_Work required_.
Pull every line with the word "JSON" out of the entries below.

BEGIN Data for processing

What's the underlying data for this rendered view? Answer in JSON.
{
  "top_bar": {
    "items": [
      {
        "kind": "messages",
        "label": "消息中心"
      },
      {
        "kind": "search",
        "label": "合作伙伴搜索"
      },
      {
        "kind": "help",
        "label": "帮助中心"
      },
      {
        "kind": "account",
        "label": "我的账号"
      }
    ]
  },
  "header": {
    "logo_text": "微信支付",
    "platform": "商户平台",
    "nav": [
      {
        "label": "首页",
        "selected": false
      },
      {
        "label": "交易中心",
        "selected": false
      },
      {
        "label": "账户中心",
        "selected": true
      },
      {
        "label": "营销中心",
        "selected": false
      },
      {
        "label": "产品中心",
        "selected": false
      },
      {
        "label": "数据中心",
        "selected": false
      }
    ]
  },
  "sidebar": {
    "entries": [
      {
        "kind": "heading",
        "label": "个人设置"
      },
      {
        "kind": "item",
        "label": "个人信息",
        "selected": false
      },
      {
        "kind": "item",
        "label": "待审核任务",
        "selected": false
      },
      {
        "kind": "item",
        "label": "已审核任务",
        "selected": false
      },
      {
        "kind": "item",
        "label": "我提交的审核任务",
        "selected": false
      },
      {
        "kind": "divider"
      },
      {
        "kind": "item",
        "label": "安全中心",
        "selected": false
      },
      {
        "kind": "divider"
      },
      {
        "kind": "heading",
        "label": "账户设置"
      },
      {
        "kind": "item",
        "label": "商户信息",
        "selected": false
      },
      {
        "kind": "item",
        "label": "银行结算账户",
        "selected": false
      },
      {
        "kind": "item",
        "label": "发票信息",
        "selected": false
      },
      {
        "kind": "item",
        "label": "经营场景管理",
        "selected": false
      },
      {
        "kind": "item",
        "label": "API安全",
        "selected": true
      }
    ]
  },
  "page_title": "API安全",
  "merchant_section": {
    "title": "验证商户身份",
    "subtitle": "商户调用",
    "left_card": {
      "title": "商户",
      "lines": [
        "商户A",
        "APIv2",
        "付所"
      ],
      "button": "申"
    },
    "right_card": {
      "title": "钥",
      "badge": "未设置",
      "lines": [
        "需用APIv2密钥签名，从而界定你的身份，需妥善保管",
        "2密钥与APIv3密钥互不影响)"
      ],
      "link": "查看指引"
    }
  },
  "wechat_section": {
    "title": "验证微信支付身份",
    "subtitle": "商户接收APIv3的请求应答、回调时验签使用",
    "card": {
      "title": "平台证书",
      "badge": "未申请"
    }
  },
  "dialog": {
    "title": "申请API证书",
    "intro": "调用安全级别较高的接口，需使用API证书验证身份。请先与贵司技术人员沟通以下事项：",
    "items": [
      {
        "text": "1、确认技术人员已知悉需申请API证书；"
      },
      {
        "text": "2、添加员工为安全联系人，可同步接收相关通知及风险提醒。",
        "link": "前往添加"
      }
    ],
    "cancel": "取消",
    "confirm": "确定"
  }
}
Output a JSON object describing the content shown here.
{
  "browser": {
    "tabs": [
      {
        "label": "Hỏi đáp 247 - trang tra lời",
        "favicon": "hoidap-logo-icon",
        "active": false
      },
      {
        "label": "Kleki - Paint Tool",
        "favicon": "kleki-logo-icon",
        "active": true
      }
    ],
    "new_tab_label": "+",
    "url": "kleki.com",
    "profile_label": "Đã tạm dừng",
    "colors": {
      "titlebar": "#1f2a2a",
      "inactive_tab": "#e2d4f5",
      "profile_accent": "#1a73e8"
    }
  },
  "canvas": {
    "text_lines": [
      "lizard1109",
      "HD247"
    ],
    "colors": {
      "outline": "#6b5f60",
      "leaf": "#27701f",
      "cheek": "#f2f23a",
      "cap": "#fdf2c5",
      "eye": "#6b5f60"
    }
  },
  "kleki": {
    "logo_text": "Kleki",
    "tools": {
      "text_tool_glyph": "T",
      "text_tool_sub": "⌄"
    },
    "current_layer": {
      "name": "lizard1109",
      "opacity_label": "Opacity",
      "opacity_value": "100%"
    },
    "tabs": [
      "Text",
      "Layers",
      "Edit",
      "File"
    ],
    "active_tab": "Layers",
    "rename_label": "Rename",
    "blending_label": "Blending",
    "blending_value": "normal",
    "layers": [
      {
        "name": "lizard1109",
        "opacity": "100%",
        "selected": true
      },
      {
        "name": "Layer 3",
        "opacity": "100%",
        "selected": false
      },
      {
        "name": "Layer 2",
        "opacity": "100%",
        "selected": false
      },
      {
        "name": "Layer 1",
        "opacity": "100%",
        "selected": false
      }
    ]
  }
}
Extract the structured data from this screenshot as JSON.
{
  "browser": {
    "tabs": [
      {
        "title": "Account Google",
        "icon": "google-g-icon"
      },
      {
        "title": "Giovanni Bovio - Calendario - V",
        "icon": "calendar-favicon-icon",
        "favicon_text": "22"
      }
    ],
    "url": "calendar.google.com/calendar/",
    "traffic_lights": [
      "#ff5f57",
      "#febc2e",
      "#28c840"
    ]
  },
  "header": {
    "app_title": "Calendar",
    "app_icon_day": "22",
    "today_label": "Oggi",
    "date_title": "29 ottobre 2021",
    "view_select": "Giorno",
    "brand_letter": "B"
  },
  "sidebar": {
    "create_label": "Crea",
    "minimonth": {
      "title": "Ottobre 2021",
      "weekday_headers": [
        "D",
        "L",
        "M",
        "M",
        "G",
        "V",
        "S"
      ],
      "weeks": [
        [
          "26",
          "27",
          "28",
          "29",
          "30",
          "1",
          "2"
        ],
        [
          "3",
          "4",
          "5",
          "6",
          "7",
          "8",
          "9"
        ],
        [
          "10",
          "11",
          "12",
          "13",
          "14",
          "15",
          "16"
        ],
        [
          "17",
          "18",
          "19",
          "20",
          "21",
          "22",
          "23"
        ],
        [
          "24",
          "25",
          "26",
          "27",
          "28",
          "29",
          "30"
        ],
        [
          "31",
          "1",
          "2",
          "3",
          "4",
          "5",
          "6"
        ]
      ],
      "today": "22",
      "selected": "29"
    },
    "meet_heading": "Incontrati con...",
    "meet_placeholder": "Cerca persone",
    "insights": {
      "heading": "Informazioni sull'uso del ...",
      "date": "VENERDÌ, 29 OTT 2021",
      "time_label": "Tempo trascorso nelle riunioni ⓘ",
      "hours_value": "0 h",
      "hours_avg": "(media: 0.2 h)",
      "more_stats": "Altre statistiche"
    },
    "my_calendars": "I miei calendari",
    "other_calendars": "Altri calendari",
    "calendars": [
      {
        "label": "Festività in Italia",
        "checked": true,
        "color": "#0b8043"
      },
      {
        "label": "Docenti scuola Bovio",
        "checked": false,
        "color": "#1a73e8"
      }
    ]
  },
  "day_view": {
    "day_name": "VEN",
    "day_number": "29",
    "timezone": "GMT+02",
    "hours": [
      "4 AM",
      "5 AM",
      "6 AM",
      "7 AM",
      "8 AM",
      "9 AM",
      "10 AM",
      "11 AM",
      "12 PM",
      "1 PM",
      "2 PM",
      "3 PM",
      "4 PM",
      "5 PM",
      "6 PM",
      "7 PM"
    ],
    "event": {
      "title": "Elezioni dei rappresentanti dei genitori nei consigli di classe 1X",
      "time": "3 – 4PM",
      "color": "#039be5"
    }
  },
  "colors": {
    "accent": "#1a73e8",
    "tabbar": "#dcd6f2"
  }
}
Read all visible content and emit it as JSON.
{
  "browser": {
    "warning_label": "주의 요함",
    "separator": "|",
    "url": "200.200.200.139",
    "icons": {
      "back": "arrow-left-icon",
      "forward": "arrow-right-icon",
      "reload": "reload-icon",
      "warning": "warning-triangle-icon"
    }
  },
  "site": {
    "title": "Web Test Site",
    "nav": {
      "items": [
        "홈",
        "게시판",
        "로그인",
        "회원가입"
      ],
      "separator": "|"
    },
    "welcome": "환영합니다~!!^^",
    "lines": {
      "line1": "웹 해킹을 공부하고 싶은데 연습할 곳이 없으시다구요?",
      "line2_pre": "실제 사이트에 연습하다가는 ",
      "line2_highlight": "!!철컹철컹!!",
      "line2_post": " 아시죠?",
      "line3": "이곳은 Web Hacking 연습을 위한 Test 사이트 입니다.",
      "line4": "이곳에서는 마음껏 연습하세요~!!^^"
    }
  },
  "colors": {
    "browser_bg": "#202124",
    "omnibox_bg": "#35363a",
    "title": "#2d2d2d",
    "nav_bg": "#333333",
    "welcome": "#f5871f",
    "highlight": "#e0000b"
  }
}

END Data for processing

_Reply_.
What's the underlying data for this rendered view? Answer in JSON.
Output a JSON object describing the content shown here.
Extract the structured data from this screenshot as JSON.
Read all visible content and emit it as JSON.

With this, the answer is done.